Excerpts from an interface dataset ▸
********

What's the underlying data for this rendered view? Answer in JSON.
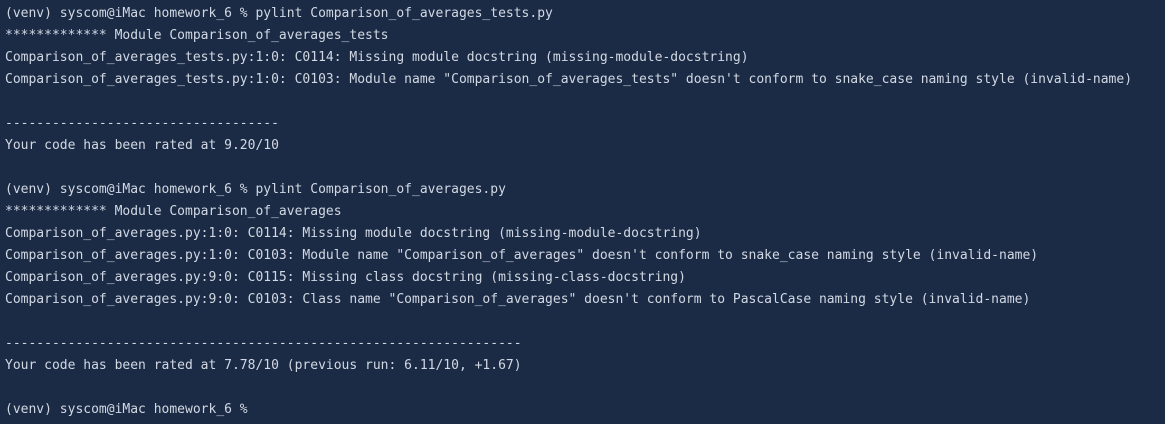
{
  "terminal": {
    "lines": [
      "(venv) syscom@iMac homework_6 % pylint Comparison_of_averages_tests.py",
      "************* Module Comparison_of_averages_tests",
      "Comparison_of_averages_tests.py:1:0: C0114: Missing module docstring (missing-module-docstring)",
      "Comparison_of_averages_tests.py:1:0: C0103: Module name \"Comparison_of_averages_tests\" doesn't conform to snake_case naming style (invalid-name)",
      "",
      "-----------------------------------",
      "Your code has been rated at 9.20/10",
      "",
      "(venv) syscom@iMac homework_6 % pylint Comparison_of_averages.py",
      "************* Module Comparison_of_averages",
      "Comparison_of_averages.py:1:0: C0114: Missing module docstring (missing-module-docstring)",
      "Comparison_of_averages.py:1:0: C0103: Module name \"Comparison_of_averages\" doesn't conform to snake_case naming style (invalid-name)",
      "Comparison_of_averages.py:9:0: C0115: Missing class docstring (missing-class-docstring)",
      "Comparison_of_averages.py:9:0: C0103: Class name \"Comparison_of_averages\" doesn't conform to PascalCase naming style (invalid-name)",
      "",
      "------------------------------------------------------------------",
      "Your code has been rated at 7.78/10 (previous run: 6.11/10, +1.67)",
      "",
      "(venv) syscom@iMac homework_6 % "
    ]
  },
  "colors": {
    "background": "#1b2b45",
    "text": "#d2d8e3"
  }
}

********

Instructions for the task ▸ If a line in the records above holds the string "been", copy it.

Exercise solution ▸
      "Your code has been rated at 9.20/10",
      "Your code has been rated at 7.78/10 (previous run: 6.11/10, +1.67)",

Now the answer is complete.